■ Try it ■
Show the lines below that contain the string "DataModel".

Saved data entries:

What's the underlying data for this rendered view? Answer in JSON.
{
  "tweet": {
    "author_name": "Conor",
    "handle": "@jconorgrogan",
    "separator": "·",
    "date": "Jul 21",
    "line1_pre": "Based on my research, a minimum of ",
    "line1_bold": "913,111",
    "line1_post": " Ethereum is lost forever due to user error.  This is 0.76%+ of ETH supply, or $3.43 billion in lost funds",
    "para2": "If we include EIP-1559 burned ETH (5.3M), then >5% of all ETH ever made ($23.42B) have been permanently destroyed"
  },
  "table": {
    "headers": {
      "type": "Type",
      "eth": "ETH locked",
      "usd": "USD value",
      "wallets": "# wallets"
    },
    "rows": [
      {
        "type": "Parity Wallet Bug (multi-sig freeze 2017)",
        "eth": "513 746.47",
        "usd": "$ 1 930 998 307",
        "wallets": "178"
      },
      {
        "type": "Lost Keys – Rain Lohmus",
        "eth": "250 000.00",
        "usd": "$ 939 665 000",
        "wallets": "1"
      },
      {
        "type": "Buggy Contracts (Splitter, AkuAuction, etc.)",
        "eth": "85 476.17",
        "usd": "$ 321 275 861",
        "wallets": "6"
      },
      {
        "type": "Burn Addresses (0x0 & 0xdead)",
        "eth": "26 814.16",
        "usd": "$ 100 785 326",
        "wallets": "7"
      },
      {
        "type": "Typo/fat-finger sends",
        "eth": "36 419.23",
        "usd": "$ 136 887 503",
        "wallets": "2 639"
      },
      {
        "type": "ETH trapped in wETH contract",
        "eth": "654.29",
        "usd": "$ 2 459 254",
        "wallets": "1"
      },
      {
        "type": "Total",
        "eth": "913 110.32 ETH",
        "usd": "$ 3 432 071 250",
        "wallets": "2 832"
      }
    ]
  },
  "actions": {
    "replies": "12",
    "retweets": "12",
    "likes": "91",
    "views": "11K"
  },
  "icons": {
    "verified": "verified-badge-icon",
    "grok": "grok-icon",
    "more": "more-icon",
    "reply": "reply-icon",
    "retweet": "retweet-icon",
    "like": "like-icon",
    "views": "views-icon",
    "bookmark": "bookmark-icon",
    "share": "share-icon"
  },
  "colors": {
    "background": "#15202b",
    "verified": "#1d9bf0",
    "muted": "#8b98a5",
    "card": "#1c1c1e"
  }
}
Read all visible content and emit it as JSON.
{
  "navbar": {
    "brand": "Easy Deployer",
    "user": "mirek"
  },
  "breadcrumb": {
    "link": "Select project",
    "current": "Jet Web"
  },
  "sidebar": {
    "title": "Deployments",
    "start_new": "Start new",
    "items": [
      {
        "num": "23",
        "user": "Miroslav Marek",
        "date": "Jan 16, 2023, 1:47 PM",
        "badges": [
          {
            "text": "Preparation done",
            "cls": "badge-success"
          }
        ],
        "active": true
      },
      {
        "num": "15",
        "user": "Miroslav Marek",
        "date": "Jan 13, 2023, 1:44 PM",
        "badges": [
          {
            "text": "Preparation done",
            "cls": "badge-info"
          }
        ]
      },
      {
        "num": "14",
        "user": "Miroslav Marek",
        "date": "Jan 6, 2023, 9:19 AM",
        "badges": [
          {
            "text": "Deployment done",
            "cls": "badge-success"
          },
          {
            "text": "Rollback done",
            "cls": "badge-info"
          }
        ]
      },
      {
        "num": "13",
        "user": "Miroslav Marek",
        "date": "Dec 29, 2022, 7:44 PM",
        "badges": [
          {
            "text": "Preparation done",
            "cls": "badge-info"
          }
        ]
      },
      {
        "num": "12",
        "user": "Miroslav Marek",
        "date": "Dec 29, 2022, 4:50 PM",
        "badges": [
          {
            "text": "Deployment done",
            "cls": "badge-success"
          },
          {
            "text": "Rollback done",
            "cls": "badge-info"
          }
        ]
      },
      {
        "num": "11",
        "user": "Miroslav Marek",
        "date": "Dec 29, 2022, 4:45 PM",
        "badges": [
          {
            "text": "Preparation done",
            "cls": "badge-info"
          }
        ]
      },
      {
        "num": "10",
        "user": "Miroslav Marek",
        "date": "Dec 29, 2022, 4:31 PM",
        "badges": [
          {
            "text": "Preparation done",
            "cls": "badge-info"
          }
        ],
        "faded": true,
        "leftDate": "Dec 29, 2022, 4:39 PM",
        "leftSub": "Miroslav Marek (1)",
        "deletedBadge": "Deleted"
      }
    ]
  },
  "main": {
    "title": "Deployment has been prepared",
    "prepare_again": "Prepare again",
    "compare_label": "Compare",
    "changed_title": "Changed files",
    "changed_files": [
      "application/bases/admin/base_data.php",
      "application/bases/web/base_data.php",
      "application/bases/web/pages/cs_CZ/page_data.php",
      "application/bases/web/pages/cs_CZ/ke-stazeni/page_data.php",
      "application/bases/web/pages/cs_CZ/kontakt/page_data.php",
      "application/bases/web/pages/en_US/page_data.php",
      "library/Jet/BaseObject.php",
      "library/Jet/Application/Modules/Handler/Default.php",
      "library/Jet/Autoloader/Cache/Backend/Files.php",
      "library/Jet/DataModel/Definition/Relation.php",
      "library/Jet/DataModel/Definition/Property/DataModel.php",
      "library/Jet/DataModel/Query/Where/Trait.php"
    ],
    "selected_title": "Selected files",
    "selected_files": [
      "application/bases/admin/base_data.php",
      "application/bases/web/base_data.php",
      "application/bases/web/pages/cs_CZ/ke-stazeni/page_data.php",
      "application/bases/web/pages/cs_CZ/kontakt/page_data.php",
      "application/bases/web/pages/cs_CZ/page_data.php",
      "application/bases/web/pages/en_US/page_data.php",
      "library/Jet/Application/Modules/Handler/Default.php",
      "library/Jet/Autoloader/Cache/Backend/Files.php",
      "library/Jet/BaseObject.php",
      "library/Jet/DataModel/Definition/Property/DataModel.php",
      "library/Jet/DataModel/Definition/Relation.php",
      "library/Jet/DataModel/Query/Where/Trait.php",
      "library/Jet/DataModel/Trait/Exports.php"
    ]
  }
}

■ Output ■
      "library/Jet/DataModel/Definition/Relation.php",
      "library/Jet/DataModel/Definition/Property/DataModel.php",
      "library/Jet/DataModel/Query/Where/Trait.php"
      "library/Jet/DataModel/Definition/Property/DataModel.php",
      "library/Jet/DataModel/Definition/Relation.php",
      "library/Jet/DataModel/Query/Where/Trait.php",
      "library/Jet/DataModel/Trait/Exports.php"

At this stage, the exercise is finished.